§ **Items from an interface collection**
:::::

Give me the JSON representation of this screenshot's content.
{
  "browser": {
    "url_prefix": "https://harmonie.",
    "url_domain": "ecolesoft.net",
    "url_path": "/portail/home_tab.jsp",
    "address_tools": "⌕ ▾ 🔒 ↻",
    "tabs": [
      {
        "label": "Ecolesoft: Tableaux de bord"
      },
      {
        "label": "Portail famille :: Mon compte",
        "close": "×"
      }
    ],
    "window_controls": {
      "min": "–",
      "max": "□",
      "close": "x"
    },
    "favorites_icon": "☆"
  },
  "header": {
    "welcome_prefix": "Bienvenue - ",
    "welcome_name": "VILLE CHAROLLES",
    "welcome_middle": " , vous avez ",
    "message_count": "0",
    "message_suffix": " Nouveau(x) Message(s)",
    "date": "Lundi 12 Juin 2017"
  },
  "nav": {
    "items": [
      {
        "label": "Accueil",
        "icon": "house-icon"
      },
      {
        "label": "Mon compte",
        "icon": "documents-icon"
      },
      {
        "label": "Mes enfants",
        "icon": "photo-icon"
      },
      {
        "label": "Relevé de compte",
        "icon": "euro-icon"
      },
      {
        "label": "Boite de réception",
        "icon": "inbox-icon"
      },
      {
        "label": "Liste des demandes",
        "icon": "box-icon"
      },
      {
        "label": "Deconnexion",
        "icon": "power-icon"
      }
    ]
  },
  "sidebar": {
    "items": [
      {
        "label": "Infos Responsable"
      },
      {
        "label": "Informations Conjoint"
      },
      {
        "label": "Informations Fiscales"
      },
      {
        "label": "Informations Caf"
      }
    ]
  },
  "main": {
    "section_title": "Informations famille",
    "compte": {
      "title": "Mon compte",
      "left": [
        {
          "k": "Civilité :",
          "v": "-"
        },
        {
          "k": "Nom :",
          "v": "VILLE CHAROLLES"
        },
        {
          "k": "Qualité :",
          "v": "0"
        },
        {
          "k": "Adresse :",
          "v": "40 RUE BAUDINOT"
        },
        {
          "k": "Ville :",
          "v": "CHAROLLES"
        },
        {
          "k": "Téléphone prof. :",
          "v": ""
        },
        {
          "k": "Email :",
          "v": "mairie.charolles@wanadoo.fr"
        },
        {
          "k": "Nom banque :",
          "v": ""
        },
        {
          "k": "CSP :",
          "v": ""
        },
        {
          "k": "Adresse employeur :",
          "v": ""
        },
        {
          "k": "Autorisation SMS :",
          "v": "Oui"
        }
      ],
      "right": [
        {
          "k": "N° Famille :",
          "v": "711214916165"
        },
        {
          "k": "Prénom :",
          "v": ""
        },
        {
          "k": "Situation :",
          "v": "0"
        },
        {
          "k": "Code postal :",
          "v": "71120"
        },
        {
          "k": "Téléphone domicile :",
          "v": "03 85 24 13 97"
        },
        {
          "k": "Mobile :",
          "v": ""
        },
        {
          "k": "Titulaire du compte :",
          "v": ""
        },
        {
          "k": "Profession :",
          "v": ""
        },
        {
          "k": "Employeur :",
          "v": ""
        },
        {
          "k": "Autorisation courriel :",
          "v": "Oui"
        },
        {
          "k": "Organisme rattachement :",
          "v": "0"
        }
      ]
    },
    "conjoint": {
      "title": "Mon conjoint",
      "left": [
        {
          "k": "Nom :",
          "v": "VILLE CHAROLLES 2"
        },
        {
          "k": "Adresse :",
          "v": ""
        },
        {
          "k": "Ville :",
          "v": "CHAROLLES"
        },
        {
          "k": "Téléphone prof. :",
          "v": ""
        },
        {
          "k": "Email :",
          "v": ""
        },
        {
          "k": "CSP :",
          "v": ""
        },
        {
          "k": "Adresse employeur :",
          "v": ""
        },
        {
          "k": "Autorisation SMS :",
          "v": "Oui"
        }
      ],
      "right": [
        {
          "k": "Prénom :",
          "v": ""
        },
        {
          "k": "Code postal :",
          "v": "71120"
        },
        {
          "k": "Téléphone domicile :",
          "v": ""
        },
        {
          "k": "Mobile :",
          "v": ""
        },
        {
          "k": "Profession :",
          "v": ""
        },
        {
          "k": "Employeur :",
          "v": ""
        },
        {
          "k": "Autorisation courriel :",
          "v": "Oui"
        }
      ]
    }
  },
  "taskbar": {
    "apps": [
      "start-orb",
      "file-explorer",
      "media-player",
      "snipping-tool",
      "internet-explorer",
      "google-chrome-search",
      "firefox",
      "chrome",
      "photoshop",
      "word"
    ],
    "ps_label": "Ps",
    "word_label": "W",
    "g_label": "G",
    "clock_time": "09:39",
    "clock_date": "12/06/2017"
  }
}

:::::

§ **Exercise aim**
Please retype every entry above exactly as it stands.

§ **Answer to the problem**
Give me the JSON representation of this screenshot's content.
{
  "browser": {
    "url_prefix": "https://harmonie.",
    "url_domain": "ecolesoft.net",
    "url_path": "/portail/home_tab.jsp",
    "address_tools": "⌕ ▾ 🔒 ↻",
    "tabs": [
      {
        "label": "Ecolesoft: Tableaux de bord"
      },
      {
        "label": "Portail famille :: Mon compte",
        "close": "×"
      }
    ],
    "window_controls": {
      "min": "–",
      "max": "□",
      "close": "x"
    },
    "favorites_icon": "☆"
  },
  "header": {
    "welcome_prefix": "Bienvenue - ",
    "welcome_name": "VILLE CHAROLLES",
    "welcome_middle": " , vous avez ",
    "message_count": "0",
    "message_suffix": " Nouveau(x) Message(s)",
    "date": "Lundi 12 Juin 2017"
  },
  "nav": {
    "items": [
      {
        "label": "Accueil",
        "icon": "house-icon"
      },
      {
        "label": "Mon compte",
        "icon": "documents-icon"
      },
      {
        "label": "Mes enfants",
        "icon": "photo-icon"
      },
      {
        "label": "Relevé de compte",
        "icon": "euro-icon"
      },
      {
        "label": "Boite de réception",
        "icon": "inbox-icon"
      },
      {
        "label": "Liste des demandes",
        "icon": "box-icon"
      },
      {
        "label": "Deconnexion",
        "icon": "power-icon"
      }
    ]
  },
  "sidebar": {
    "items": [
      {
        "label": "Infos Responsable"
      },
      {
        "label": "Informations Conjoint"
      },
      {
        "label": "Informations Fiscales"
      },
      {
        "label": "Informations Caf"
      }
    ]
  },
  "main": {
    "section_title": "Informations famille",
    "compte": {
      "title": "Mon compte",
      "left": [
        {
          "k": "Civilité :",
          "v": "-"
        },
        {
          "k": "Nom :",
          "v": "VILLE CHAROLLES"
        },
        {
          "k": "Qualité :",
          "v": "0"
        },
        {
          "k": "Adresse :",
          "v": "40 RUE BAUDINOT"
        },
        {
          "k": "Ville :",
          "v": "CHAROLLES"
        },
        {
          "k": "Téléphone prof. :",
          "v": ""
        },
        {
          "k": "Email :",
          "v": "mairie.charolles@wanadoo.fr"
        },
        {
          "k": "Nom banque :",
          "v": ""
        },
        {
          "k": "CSP :",
          "v": ""
        },
        {
          "k": "Adresse employeur :",
          "v": ""
        },
        {
          "k": "Autorisation SMS :",
          "v": "Oui"
        }
      ],
      "right": [
        {
          "k": "N° Famille :",
          "v": "711214916165"
        },
        {
          "k": "Prénom :",
          "v": ""
        },
        {
          "k": "Situation :",
          "v": "0"
        },
        {
          "k": "Code postal :",
          "v": "71120"
        },
        {
          "k": "Téléphone domicile :",
          "v": "03 85 24 13 97"
        },
        {
          "k": "Mobile :",
          "v": ""
        },
        {
          "k": "Titulaire du compte :",
          "v": ""
        },
        {
          "k": "Profession :",
          "v": ""
        },
        {
          "k": "Employeur :",
          "v": ""
        },
        {
          "k": "Autorisation courriel :",
          "v": "Oui"
        },
        {
          "k": "Organisme rattachement :",
          "v": "0"
        }
      ]
    },
    "conjoint": {
      "title": "Mon conjoint",
      "left": [
        {
          "k": "Nom :",
          "v": "VILLE CHAROLLES 2"
        },
        {
          "k": "Adresse :",
          "v": ""
        },
        {
          "k": "Ville :",
          "v": "CHAROLLES"
        },
        {
          "k": "Téléphone prof. :",
          "v": ""
        },
        {
          "k": "Email :",
          "v": ""
        },
        {
          "k": "CSP :",
          "v": ""
        },
        {
          "k": "Adresse employeur :",
          "v": ""
        },
        {
          "k": "Autorisation SMS :",
          "v": "Oui"
        }
      ],
      "right": [
        {
          "k": "Prénom :",
          "v": ""
        },
        {
          "k": "Code postal :",
          "v": "71120"
        },
        {
          "k": "Téléphone domicile :",
          "v": ""
        },
        {
          "k": "Mobile :",
          "v": ""
        },
        {
          "k": "Profession :",
          "v": ""
        },
        {
          "k": "Employeur :",
          "v": ""
        },
        {
          "k": "Autorisation courriel :",
          "v": "Oui"
        }
      ]
    }
  },
  "taskbar": {
    "apps": [
      "start-orb",
      "file-explorer",
      "media-player",
      "snipping-tool",
      "internet-explorer",
      "google-chrome-search",
      "firefox",
      "chrome",
      "photoshop",
      "word"
    ],
    "ps_label": "Ps",
    "word_label": "W",
    "g_label": "G",
    "clock_time": "09:39",
    "clock_date": "12/06/2017"
  }
}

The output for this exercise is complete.